*** Opening of Dataset content ***
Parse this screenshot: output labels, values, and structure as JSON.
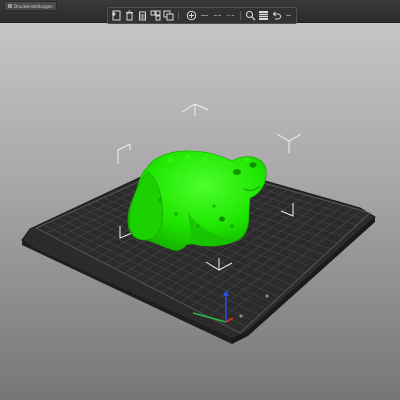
{
  "window": {
    "tab_label": "Druckeinstellungen"
  },
  "toolbar": {
    "buttons": [
      {
        "name": "add-object",
        "icon": "add-file-icon"
      },
      {
        "name": "delete",
        "icon": "trash-icon"
      },
      {
        "name": "delete-all",
        "icon": "trash-all-icon"
      },
      {
        "name": "arrange",
        "icon": "arrange-icon"
      },
      {
        "name": "copy",
        "icon": "copy-icon"
      },
      {
        "name": "paste",
        "icon": "paste-icon"
      },
      {
        "name": "add-instance",
        "icon": "plus-icon"
      },
      {
        "name": "remove-instance",
        "icon": "minus-icon"
      },
      {
        "name": "split-objects",
        "icon": "split-objects-icon"
      },
      {
        "name": "split-parts",
        "icon": "split-parts-icon"
      },
      {
        "name": "search",
        "icon": "search-icon"
      },
      {
        "name": "layer-editing",
        "icon": "layers-icon"
      },
      {
        "name": "undo",
        "icon": "undo-icon"
      },
      {
        "name": "redo",
        "icon": "redo-icon"
      }
    ]
  },
  "scene": {
    "bed_color": "#2c2c2c",
    "grid_color": "#454545",
    "model_color": "#1fe600",
    "axis_colors": {
      "x": "#e03030",
      "y": "#29b84a",
      "z": "#2a4de0"
    }
  }
}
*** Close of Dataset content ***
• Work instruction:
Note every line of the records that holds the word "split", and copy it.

• Task output:
        "name": "split-objects",
        "icon": "split-objects-icon"
        "name": "split-parts",
        "icon": "split-parts-icon"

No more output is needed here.